If you want to learn more on positioning, I’ve written quite a few blogs on the topic. Just search the blog for positioning, or click on “positioning” on the topic list to the right of my blog.
2. Points on a Compass
If you want to win a race, it helps to know where the finish line is. Your position will help determine where your finish line should be (not all companies have the same finish line as we discussed in an earlier blog). For example, if your position is based on superior innovation, then your finish line is in the direction of creativity, R&D and any other way to accelerate innovation. That is the direction on the compass you follow. You would not follow the direction of excessive cost-cutting and imitating the competition. That is a totally different compass point that will probably destroy your position.
So strategic planning helps you find your direction on the compass—“Go West!”—where the direction is defined as the path that gets you more strongly positioned to win.
Now in the past, strategic plans may have tried to dictate the exact route of that path, with minute detail on precisely what gets done at what time (that straightjacket idea). However, the new approach is to focus on the general direction on the compass (go West) rather than the exact path.
This new approach improves your speed and agility. For example, if the path you are on runs into an obstacle, like a tree or a mountain, the old approach might have been to stop and cut down the tree or dig a tunnel through the mountain (got to stay true to the path of master plan, even if the tree wasn’t in the plan). However, under the new approach, the idea is to just push west. If a tree or a mountain is in your way, look for an easy way around it. As long as you are generally still moving west, you are okay.
Therefore, the role of strategic planning is to be there for everyday decisions to ensure that these little detours due to the obstacles in the current environment don’t derail the strategy and that they are generally still pointing the company in the right compass direction (or to get it back on track after the detour).
3. Points of Inflection
Every once in awhile, the environment changes so dramatically that “all bets are off” on the old strategy. For example, the rise of the internet and firms like Expedia and Orbitz necessitated new strategies for travel agents. The move from analog to digital made many strategies for analog companies obsolete. The big recession has made some lasting changes in attitude for some people and how the buy.
These mammoth changes to the status quo are called inflection points. An inflection point is when a curved line changes its trajectory. “Destiny” has taken a new direction, and it is highly likely that your strategy needs a new direction as well.
These typically don’t happen all that frequently. However, when they happen, you need to be prepared to act quickly to take advantage of the change (rather than be defeated by it).

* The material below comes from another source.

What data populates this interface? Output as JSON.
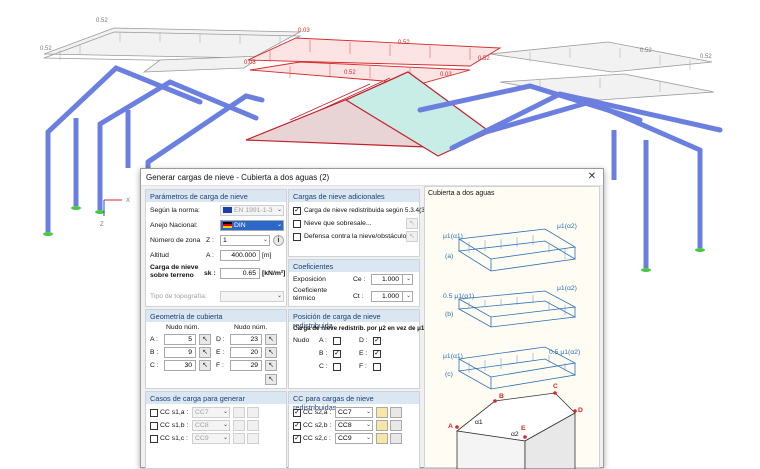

One of the key roles of strategic planning is to monitor trends to find those early warning signs (trigger points) that an inflection point is near. In addition, strategic planning has a role in preparing the company for the change, so they can act quickly and decisively when the time is right. Again, this process helps the company move faster when times change, like putting on those running shoes.
For more information on inflection points, see my earlier blog.
If you think of strategic planning as a rigid straightjacket, then you have an outdated and not very useful tool. However, if you think of it more like running shoes, then it will be a very relevant and useful tool. Running shoes focus on positioning, compass direction, and inflection points.
The race is not always won by the fastest runner, but the runner who knows the fastest path to the finish line. Don’t abandon all planning to run wildly in all directions. Take a little planning time first to orient yourself towards the finish line.